    At first, you almost want to laugh at this phobia. “The fear of everything? Really? That’s just absurd.” But then the realization sinks in and you finally understand the gravity of this phobia. Think about it: the fear of EVERYTHING. One source describes this phobia as “a vague and persistent dread of some unknown evil.” So, in a theoretical sense, a pantophobe can go through life in a completely normal way, enjoying themselves, except for the fact that they are haunted by an incessant, unwavering, relentless fear that some universal, esoteric sinister force is out there somewhere. Whereas all the other phobias in this list refer specifically to some cause, this one has been placed in the number one position because it entails a ubiquitous dread: no matter where a pantophobe goes, no matter what he does, every aspect of his life, every thought, every object, every relationship, interaction, environment, and moment is plagued by a nagging thought that an evil force is hovering above his head, following him from behind, closing in on all sides. All the time. Until the day he dies.


Ice Cream Sandwich Cake

This might be our family's most requested birthday cake from now on. The recipe comes from a friend from church, Wendy. She is very popular at our house right now:-).

I first tasted this cake at Wendy's house during a Youth Council meeting. I could not figure out how they made it and was in awe of the flavor that seemed to take me back to my childhood. The layering impressed the dickens out of me and while I knew I was going to ask for the recipe, I was afraid it would look too involved.

I was wrong. This cake can be put together in 10 minutes flat. It calls for very few ingredients and it was a hit with everyone who ate of it. Please find some excuse to make this. Is there a birthday coming up? An anniversary? All I can say is that you better think of something.

 Banana Split Version (sliced bananas, strawberry sundae topping and crushed Oreos)

Ice Cream Sandwich Cake (recipe from Wendy G.)
In the pictures (and directions below) you can see I lined my pan with foil.  I've made this many times since without lining the pan and then just serve it out of the pan.  Lifting the pieces individually out of the pan gets just as many oohs and ahhs:-). 

Also, feel free to use different flavored sundae toppings and different candies.  You can also add fruit.  Below is our favorite combination.

24 ice cream sandwiches
16 ounces of cool whip
1 jar caramel sundae topping
1 bag of your favorite candy, coarsely chopped Reeses peanut butter cups

Yep, that's it.

Lay half of the ice cream sandwiches (whole) in the bottom of a 9 x 13-inch pan, trimming the last couple to get complete coverage. Top with half of the cool whip, half of the caramel sundae topping and half of the candy. Lay down another layer of ice cream sandwiches.  Top with remaining cool whip and spread out evenly with a knife, making a lip around the edge so the sundae topping won't run out and over the edges.  Top with remaining candy, cover and freeze for several hours (or overnight) before serving.

That's it.

Depending on how cold your freezer is, you may need to thaw it on the counter for 10-15 minutes before serving.

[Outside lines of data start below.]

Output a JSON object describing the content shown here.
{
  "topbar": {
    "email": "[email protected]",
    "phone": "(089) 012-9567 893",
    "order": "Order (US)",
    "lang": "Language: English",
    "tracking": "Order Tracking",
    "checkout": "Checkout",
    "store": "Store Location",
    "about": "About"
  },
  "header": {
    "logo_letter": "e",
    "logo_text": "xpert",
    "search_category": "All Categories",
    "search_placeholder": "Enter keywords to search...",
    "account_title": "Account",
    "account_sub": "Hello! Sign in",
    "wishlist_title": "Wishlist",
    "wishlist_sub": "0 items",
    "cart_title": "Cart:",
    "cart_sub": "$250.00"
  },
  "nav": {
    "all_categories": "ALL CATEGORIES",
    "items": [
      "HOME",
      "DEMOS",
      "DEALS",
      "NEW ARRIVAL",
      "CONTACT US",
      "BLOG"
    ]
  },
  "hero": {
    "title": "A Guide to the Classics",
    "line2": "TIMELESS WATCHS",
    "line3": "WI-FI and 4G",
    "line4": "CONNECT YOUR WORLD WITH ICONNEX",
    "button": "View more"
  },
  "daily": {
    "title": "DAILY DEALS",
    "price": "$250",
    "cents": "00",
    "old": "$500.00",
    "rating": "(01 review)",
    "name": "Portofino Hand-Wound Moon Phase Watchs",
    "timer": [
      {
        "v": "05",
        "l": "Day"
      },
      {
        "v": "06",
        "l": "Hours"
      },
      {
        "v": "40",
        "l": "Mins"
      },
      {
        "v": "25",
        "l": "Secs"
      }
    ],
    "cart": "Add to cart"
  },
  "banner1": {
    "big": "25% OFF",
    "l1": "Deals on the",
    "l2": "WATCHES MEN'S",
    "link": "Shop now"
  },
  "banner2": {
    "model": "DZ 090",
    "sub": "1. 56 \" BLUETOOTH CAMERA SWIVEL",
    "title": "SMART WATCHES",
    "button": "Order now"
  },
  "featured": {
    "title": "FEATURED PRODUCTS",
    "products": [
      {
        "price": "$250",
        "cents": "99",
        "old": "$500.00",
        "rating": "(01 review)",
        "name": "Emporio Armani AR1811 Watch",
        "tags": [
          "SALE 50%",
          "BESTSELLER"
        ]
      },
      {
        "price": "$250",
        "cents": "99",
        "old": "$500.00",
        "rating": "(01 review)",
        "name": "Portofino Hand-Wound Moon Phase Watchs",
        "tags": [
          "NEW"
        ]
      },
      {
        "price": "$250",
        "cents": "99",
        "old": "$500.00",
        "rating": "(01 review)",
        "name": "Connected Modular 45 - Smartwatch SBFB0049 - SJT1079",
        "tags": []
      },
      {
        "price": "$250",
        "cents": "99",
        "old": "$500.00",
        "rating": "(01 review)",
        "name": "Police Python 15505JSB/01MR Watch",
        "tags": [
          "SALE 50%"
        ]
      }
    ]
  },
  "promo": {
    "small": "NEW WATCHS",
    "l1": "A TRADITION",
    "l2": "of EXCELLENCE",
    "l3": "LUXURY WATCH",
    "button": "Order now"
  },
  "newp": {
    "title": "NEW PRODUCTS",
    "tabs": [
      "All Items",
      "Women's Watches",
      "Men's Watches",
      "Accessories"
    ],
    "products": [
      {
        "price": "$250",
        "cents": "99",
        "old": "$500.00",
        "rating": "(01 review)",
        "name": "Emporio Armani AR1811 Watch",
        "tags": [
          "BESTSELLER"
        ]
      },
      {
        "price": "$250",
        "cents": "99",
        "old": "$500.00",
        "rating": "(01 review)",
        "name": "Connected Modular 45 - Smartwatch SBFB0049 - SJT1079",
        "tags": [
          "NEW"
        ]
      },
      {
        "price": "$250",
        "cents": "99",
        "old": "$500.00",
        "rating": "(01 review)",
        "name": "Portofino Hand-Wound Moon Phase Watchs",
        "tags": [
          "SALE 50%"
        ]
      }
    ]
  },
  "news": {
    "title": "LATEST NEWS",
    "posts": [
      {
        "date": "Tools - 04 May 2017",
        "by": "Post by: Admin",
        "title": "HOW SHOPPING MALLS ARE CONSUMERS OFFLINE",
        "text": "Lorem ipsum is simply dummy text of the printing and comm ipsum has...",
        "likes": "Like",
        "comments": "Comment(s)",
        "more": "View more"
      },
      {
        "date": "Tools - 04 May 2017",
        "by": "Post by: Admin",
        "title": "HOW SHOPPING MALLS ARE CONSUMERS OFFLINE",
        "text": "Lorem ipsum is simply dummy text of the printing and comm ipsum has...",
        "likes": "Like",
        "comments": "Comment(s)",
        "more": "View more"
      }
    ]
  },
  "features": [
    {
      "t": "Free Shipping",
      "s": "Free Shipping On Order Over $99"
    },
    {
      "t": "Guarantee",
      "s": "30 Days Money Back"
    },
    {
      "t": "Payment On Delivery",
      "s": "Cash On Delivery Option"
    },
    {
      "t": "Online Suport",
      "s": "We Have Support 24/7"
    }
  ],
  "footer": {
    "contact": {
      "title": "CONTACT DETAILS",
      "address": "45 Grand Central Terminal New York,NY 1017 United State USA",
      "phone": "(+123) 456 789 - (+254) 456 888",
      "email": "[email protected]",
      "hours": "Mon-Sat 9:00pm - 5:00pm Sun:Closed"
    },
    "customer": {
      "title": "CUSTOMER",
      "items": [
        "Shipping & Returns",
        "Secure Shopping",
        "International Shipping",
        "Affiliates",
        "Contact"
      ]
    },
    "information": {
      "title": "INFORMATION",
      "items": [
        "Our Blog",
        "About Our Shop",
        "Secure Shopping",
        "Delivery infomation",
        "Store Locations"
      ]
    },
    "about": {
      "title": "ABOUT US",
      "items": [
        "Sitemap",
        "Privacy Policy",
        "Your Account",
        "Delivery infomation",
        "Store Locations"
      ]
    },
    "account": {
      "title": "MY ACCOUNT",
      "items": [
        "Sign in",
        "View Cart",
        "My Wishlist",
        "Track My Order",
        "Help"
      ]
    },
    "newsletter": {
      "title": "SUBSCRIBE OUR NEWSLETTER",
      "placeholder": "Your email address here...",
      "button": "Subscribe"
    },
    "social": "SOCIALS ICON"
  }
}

Now, I guess I could have made some homemade ice cream from local milk, baked my own chocolate wafers, whipped up some real whipped cream, made my own caramel sauce and candy.

But, oh, I would have missed the taste of those store-bought ice cream sandwiches I remember growing up. That, and, I would have pretty much gone insane. This pregnancy has lead to some short-cuts and eating this cake has made the idea of short-cuts much easier to deal with.